The proportion of Hispanic U.S. geoscientists lags far behind the proportion of Hispanic U.S. citizens. Students from underrepresented minority (URM) groups may not be attracted to geosciences for many reasons, including student and family unfamiliarity with geoscience knowledge and geoscientists, and a geoscience community culture in which URM students feel out of place. OnRamps Earth Wind and Fire: Introduction to Geoscience (EWF) is a dual-enrollment course now in its 4th year. In the current academic year, EWF is being taught to over 1600 HS students across Texas. The course provides high school students with their first in-depth exposure to Earth science and an opportunity to engage in college experience and earn college credit from The University of Texas at Austin. Teaching university-level geoscience to Texas HS students is also educationally significant because scientific topics including the age and evolution of Earth can be contentious within Texas. From 2015-2018 in the first three years of the course, 56% of OnRamps EWF students self-reported as Hispanic, 28% white, 7% black, 5% Asian, and 3% as two or more races. These proportions are broadly consistent with the diverse school-age demographics of Texas in general. For the 2018-2019 cohort of students alone, 52% of OnRamps students self-reported that they are a "First Generation College Student" from their family, signifying that neither parent has earned a bachelor's degree. These data demonstrate that Onramps EWF effectively reaches groups underrepresented in Earth sciences. We present results from student entrance and exit surveys to explore student perceptions of course content, structure, and how enrollment in EWF has influenced their education and interests. We also present our experiences in planning, administering, and teaching EWF, including challenges, areas for improvement, and future plans to develop mentoring opportunities for UT Austin geoscience undergraduates and dual-enrollment EWF students.

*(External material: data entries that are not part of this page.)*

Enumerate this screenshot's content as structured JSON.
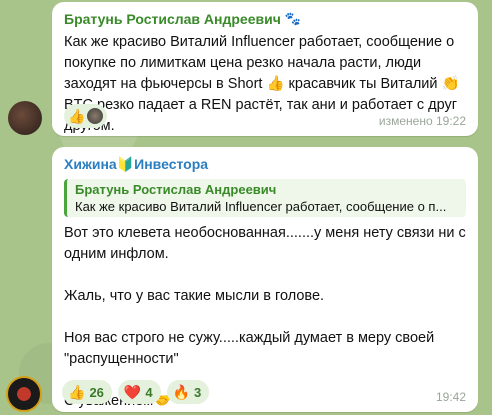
{
  "message1": {
    "sender": "Братунь Ростислав Андреевич",
    "sender_badge_icon": "paw-icon",
    "text": "Как же красиво Виталий Influencer работает, сообщение о покупке по лимиткам цена резко начала расти, люди заходят на фьючерсы в Short 👍 красавчик ты Виталий 👏 BTC резко падает а REN растёт, так ани и работает с друг другом.",
    "reaction_emoji": "👍",
    "timestamp": "изменено 19:22"
  },
  "message2": {
    "sender": "Хижина🔰Инвестора",
    "reply": {
      "name": "Братунь Ростислав Андреевич",
      "text": "Как же красиво Виталий Influencer работает, сообщение о п..."
    },
    "text": "Вот это клевета необоснованная.......у меня нету связи ни с одним инфлом.\n\nЖаль, что у вас такие мысли в голове.\n\nНоя вас строго не сужу.....каждый думает в меру своей \"распущенности\"\n\nС уважением🤝",
    "reactions": [
      {
        "emoji": "👍",
        "count": "26"
      },
      {
        "emoji": "❤️",
        "count": "4"
      },
      {
        "emoji": "🔥",
        "count": "3"
      }
    ],
    "timestamp": "19:42"
  },
  "colors": {
    "background": "#a9c48a",
    "bubble": "#ffffff",
    "sender1": "#3a8a2a",
    "sender2": "#2b7fc1",
    "reaction_bg": "#e4f1dd"
  }
}
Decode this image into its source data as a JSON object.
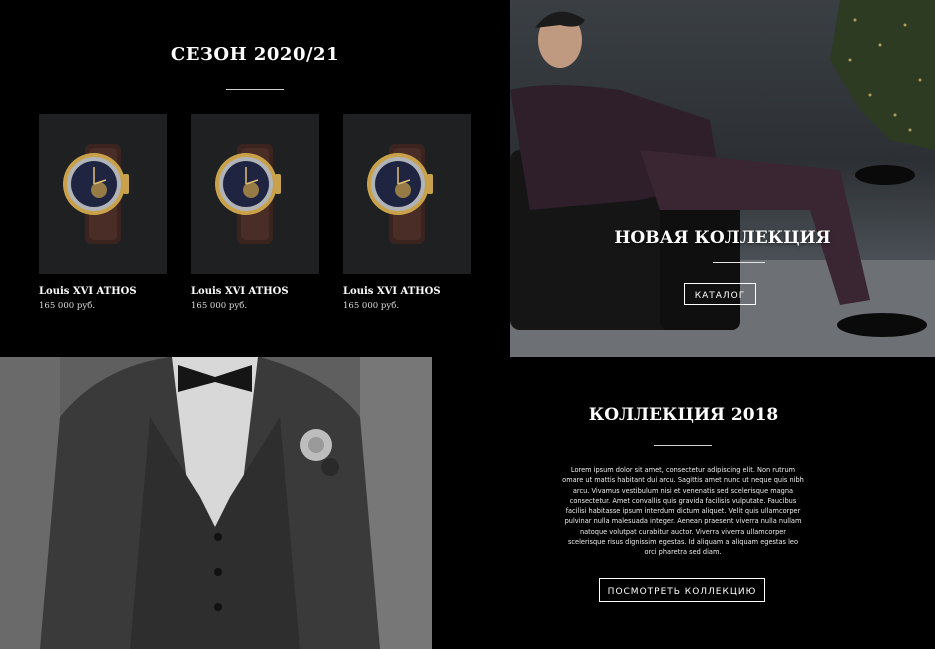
{
  "season": {
    "title": "СЕЗОН 2020/21",
    "products": [
      {
        "name": "Louis XVI ATHOS",
        "price": "165 000 руб."
      },
      {
        "name": "Louis XVI ATHOS",
        "price": "165 000 руб."
      },
      {
        "name": "Louis XVI ATHOS",
        "price": "165 000 руб."
      }
    ]
  },
  "hero": {
    "title": "НОВАЯ КОЛЛЕКЦИЯ",
    "button": "КАТАЛОГ"
  },
  "collection": {
    "title": "КОЛЛЕКЦИЯ 2018",
    "text": "Lorem ipsum dolor sit amet, consectetur adipiscing elit. Non rutrum omare ut mattis habitant dui arcu. Sagittis amet nunc ut neque quis nibh arcu. Vivamus vestibulum nisi et venenatis sed scelerisque magna consectetur. Amet convallis quis gravida facilisis vulputate. Faucibus facilisi habitasse ipsum interdum dictum aliquet. Velit quis ullamcorper pulvinar nulla malesuada integer. Aenean praesent viverra nulla nullam natoque volutpat curabitur auctor. Viverra viverra ullamcorper scelerisque risus dignissim egestas. Id aliquam a aliquam egestas leo orci pharetra sed diam.",
    "button": "ПОСМОТРЕТЬ КОЛЛЕКЦИЮ"
  },
  "colors": {
    "background": "#000000",
    "tile": "#1f2022",
    "text": "#ffffff"
  }
}
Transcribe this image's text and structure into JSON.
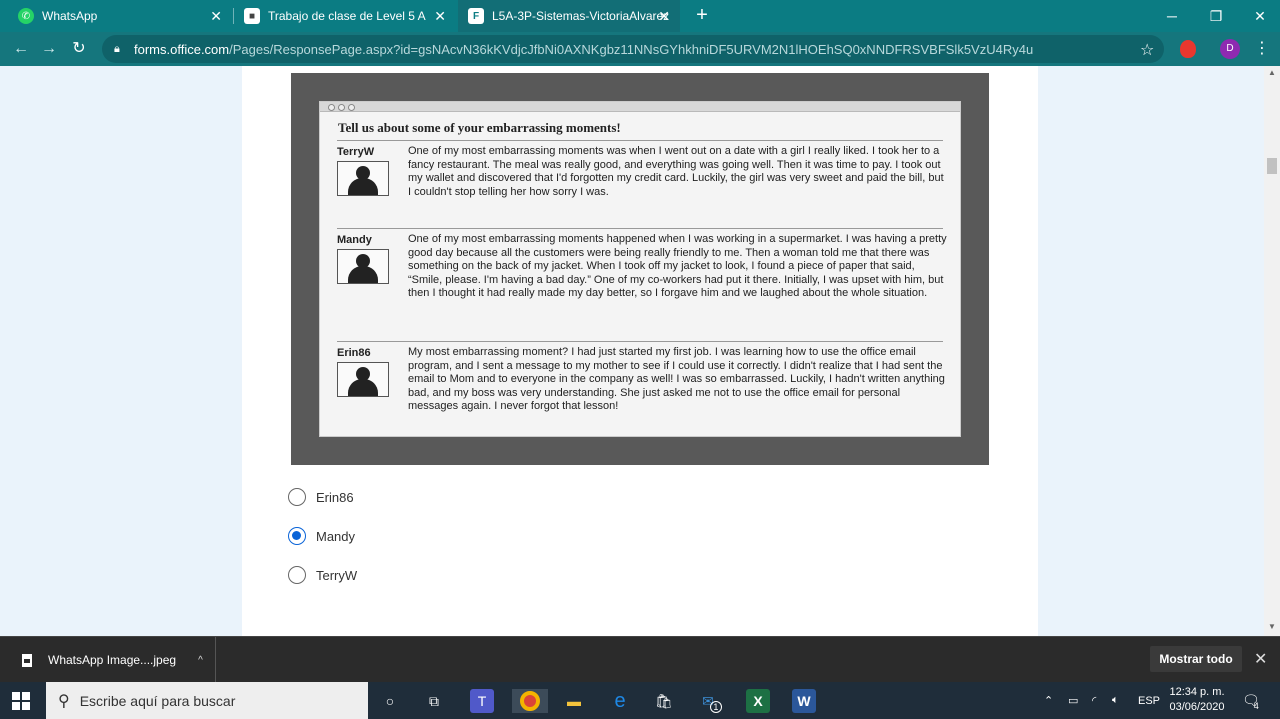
{
  "browser": {
    "tabs": [
      {
        "label": "WhatsApp",
        "icon": "whatsapp-icon",
        "active": false
      },
      {
        "label": "Trabajo de clase de Level 5 A",
        "icon": "classroom-icon",
        "active": false
      },
      {
        "label": "L5A-3P-Sistemas-VictoriaAlvarez",
        "icon": "forms-icon",
        "active": true
      }
    ],
    "url_host": "forms.office.com",
    "url_path": "/Pages/ResponsePage.aspx?id=gsNAcvN36kKVdjcJfbNi0AXNKgbz11NNsGYhkhniDF5URVM2N1lHOEhSQ0xNNDFRSVBFSlk5VzU4Ry4u",
    "profile_initial": "D"
  },
  "image": {
    "heading": "Tell us about some of your embarrassing moments!",
    "entries": [
      {
        "user": "TerryW",
        "text": "One of my most embarrassing moments was when I went out on a date with a girl I really liked. I took her to a fancy restaurant. The meal was really good, and everything was going well. Then it was time to pay. I took out my wallet and discovered that I'd forgotten my credit card. Luckily, the girl was very sweet and paid the bill, but I couldn't stop telling her how sorry I was."
      },
      {
        "user": "Mandy",
        "text": "One of my most embarrassing moments happened when I was working in a supermarket. I was having a pretty good day because all the customers were being really friendly to me. Then a woman told me that there was something on the back of my jacket. When I took off my jacket to look, I found a piece of paper that said, “Smile, please. I'm having a bad day.” One of my co-workers had put it there. Initially, I was upset with him, but then I thought it had really made my day better, so I forgave him and we laughed about the whole situation."
      },
      {
        "user": "Erin86",
        "text": "My most embarrassing moment? I had just started my first job. I was learning how to use the office email program, and I sent a message to my mother to see if I could use it correctly. I didn't realize that I had sent the email to Mom and to everyone in the company as well! I was so embarrassed. Luckily, I hadn't written anything bad, and my boss was very understanding. She just asked me not to use the office email for personal messages again. I never forgot that lesson!"
      }
    ]
  },
  "question": {
    "options": [
      {
        "label": "Erin86",
        "selected": false
      },
      {
        "label": "Mandy",
        "selected": true
      },
      {
        "label": "TerryW",
        "selected": false
      }
    ]
  },
  "downloads": {
    "file_label": "WhatsApp Image....jpeg",
    "show_all_label": "Mostrar todo"
  },
  "taskbar": {
    "search_placeholder": "Escribe aquí para buscar",
    "language": "ESP",
    "time": "12:34 p. m.",
    "date": "03/06/2020",
    "notification_count": "4",
    "mail_badge": "1"
  }
}
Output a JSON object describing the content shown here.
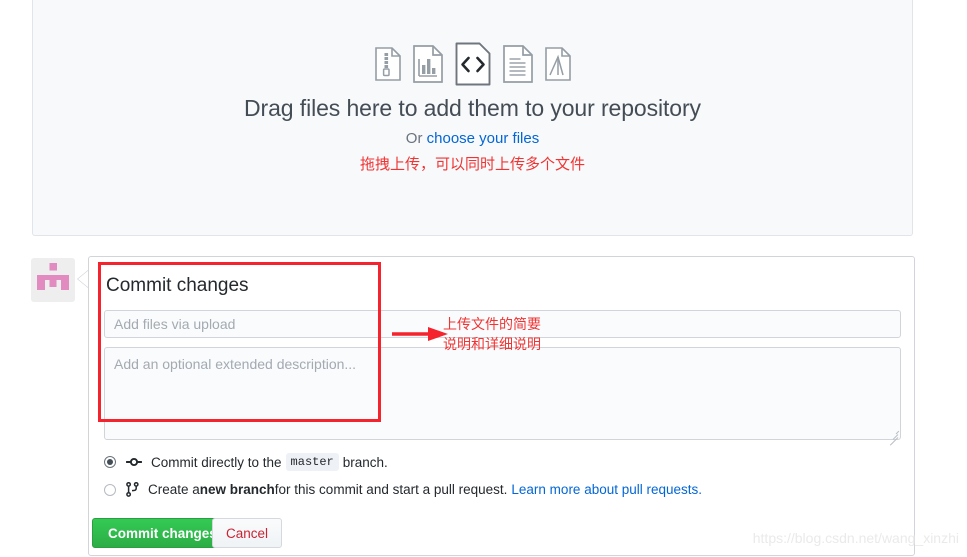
{
  "dropzone": {
    "title": "Drag files here to add them to your repository",
    "or_label": "Or ",
    "choose_link": "choose your files",
    "annotation_note": "拖拽上传，可以同时上传多个文件",
    "file_icons": [
      {
        "name": "zip-file-icon",
        "label": "zip"
      },
      {
        "name": "chart-file-icon",
        "label": "chart"
      },
      {
        "name": "code-file-icon",
        "label": "code"
      },
      {
        "name": "text-file-icon",
        "label": "text"
      },
      {
        "name": "pdf-file-icon",
        "label": "pdf"
      }
    ]
  },
  "commit": {
    "heading": "Commit changes",
    "summary_placeholder": "Add files via upload",
    "summary_value": "",
    "description_placeholder": "Add an optional extended description...",
    "description_value": "",
    "options": [
      {
        "id": "commit-direct",
        "icon": "git-commit-icon",
        "selected": true,
        "text_before": "Commit directly to the",
        "branch": "master",
        "text_after": "branch."
      },
      {
        "id": "create-branch",
        "icon": "git-branch-icon",
        "selected": false,
        "text_before": "Create a ",
        "emphasis": "new branch",
        "text_after": " for this commit and start a pull request.",
        "link": "Learn more about pull requests."
      }
    ],
    "commit_button": "Commit changes",
    "cancel_button": "Cancel"
  },
  "annotations": {
    "field_note": "上传文件的简要\n说明和详细说明"
  },
  "watermark": "https://blog.csdn.net/wang_xinzhi",
  "colors": {
    "link": "#0366d6",
    "annotation_red": "#f03434",
    "annotation_box_red": "#f5232d",
    "commit_green": "#2cad46",
    "cancel_red": "#cb2431",
    "avatar_pink": "#e28bc0"
  }
}
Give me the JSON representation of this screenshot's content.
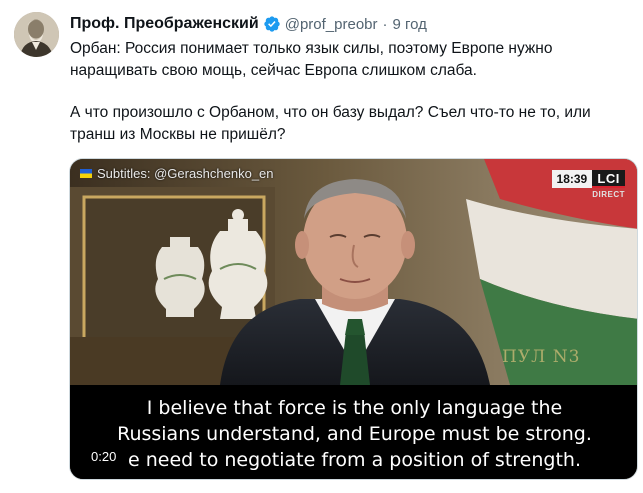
{
  "tweet": {
    "author": {
      "display_name": "Проф. Преображенский",
      "handle": "@prof_preobr",
      "verified": true
    },
    "separator": "·",
    "time": "9 год",
    "paragraphs": [
      "Орбан: Россия понимает только язык силы, поэтому Европе нужно наращивать свою мощь, сейчас Европа слишком слаба.",
      "А что произошло с Орбаном, что он базу выдал? Съел что-то не то, или транш из Москвы не пришёл?"
    ]
  },
  "media": {
    "subtitle_tag": "Subtitles: @Gerashchenko_en",
    "broadcast_time": "18:39",
    "channel_logo": "LCI",
    "channel_status": "DIRECT",
    "watermark": "ПУЛ N3",
    "caption_lines": [
      "I believe that force is the only language the",
      "Russians understand, and Europe must be strong.",
      "e need to negotiate from a position of strength."
    ],
    "video_timestamp": "0:20"
  },
  "colors": {
    "text_primary": "#0f1419",
    "text_secondary": "#536471",
    "verified_blue": "#1d9bf0",
    "border": "#cfd9de"
  },
  "icons": {
    "verified": "verified-badge-icon",
    "subtitle_flag": "ukraine-flag-icon"
  }
}
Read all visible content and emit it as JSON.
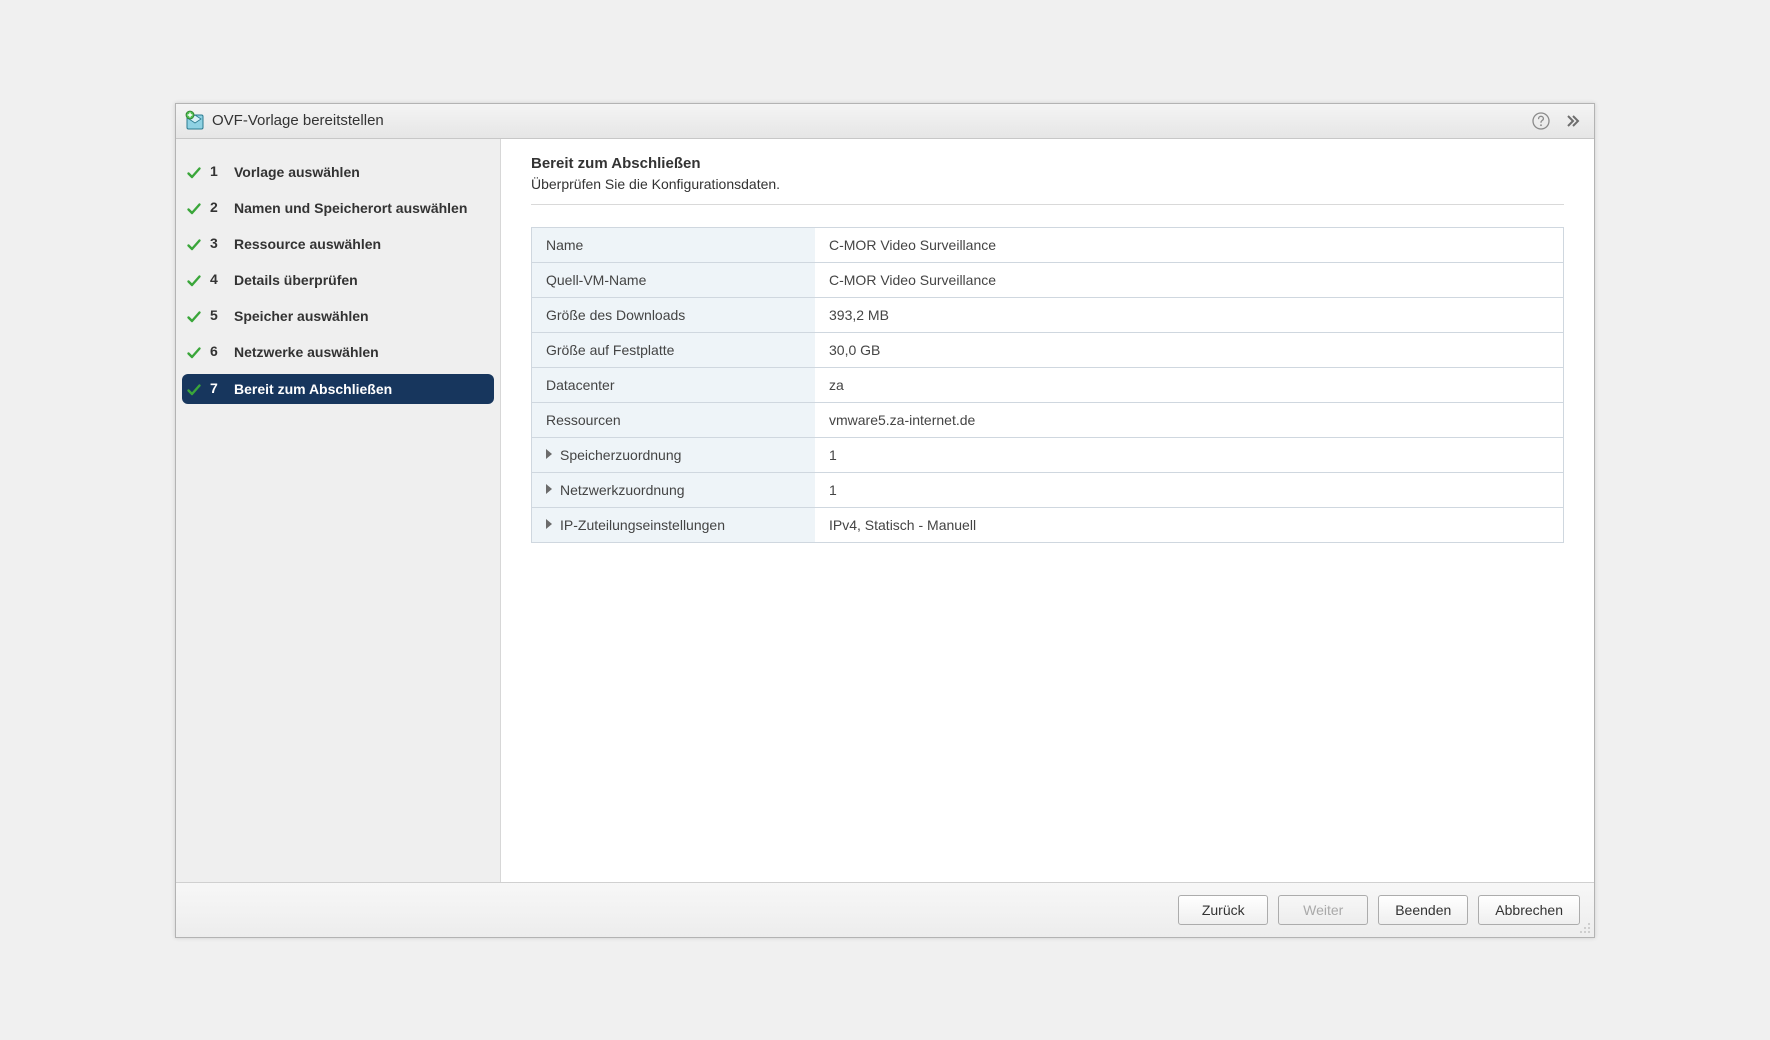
{
  "titlebar": {
    "title": "OVF-Vorlage bereitstellen"
  },
  "sidebar": {
    "steps": [
      {
        "num": "1",
        "label": "Vorlage auswählen",
        "done": true,
        "active": false
      },
      {
        "num": "2",
        "label": "Namen und Speicherort auswählen",
        "done": true,
        "active": false
      },
      {
        "num": "3",
        "label": "Ressource auswählen",
        "done": true,
        "active": false
      },
      {
        "num": "4",
        "label": "Details überprüfen",
        "done": true,
        "active": false
      },
      {
        "num": "5",
        "label": "Speicher auswählen",
        "done": true,
        "active": false
      },
      {
        "num": "6",
        "label": "Netzwerke auswählen",
        "done": true,
        "active": false
      },
      {
        "num": "7",
        "label": "Bereit zum Abschließen",
        "done": true,
        "active": true
      }
    ]
  },
  "main": {
    "heading": "Bereit zum Abschließen",
    "subheading": "Überprüfen Sie die Konfigurationsdaten.",
    "rows": [
      {
        "key": "Name",
        "value": "C-MOR Video Surveillance",
        "expandable": false
      },
      {
        "key": "Quell-VM-Name",
        "value": "C-MOR Video Surveillance",
        "expandable": false
      },
      {
        "key": "Größe des Downloads",
        "value": "393,2 MB",
        "expandable": false
      },
      {
        "key": "Größe auf Festplatte",
        "value": "30,0 GB",
        "expandable": false
      },
      {
        "key": "Datacenter",
        "value": "za",
        "expandable": false
      },
      {
        "key": "Ressourcen",
        "value": "vmware5.za-internet.de",
        "expandable": false
      },
      {
        "key": "Speicherzuordnung",
        "value": "1",
        "expandable": true
      },
      {
        "key": "Netzwerkzuordnung",
        "value": "1",
        "expandable": true
      },
      {
        "key": "IP-Zuteilungseinstellungen",
        "value": "IPv4, Statisch - Manuell",
        "expandable": true
      }
    ]
  },
  "footer": {
    "back": "Zurück",
    "next": "Weiter",
    "finish": "Beenden",
    "cancel": "Abbrechen",
    "next_disabled": true
  }
}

Enhancing Weather, Ocean, and Climate Science Literacy by Leveraging the American Meteorological Society-Cal U DataStreme Partnership
Chad Kauffman, California University of Pennsylvania
Wendy Abshire, American Meteorological Society
Liz Baugher, American Meteorological Society
Abigail Stimach, American Meteorological Society
Elizabeth Mills, American Meteorological Society
Elizabeth Day-Miller, BridgeWater Education Consulting
For more than 25 years, the American Meteorological Society (AMS) Education Program has been enhancing K-12 Geoscience teacher preparation and practice, and ultimately student learning through the DataStreme Project. The DataStreme Atmosphere, Ocean, and Earth's Climate System courses empower teachers to implement STEM concepts in their classrooms using real-world data and real-life events to deepen understanding of core geoscience concepts. An essential element contributing to the high quality and success of these courses is the partnership between educators and scientists. Many scientists, including those from AMS staff and membership, contribute to the courses through mentoring and online engagement with student-participant cohorts. For much of DataStreme's existence, the 'heavy lifting' of course instruction was handled by the mentor teams, often in-person. Given the growing enhanced capabilities of online engagement and an ever-increasing technical tool set for instruction, DataStreme moved online in 2017 in a new collaboration with California University of Pennsylvania (Cal U). Since moving online, the organization of AMS curricular materials and course content within Cal U's learning management system (Desire2Learn (D2L) and Global Online program was immensely streamlined. Moreover, the shift to D2L has enabled DataStreme courses to be far more digitally-connected allowing for cohort engagement at great distances. Now with four semesters fully online complete, metric analysis has allowed AMS to evaluate K-12 teacher 1) course engagement; 2) pre/post course cognate assessment; 3) attitudes and pedagogical influences and 4) impact within their local school district's curriculum. Quantitative and qualitative results from the past two semesters will be shared during the presentation and the authors will elaborate on how trends in the data will likely influence AMS instruction and engagement with its nationwide DataStreme mentor network and students.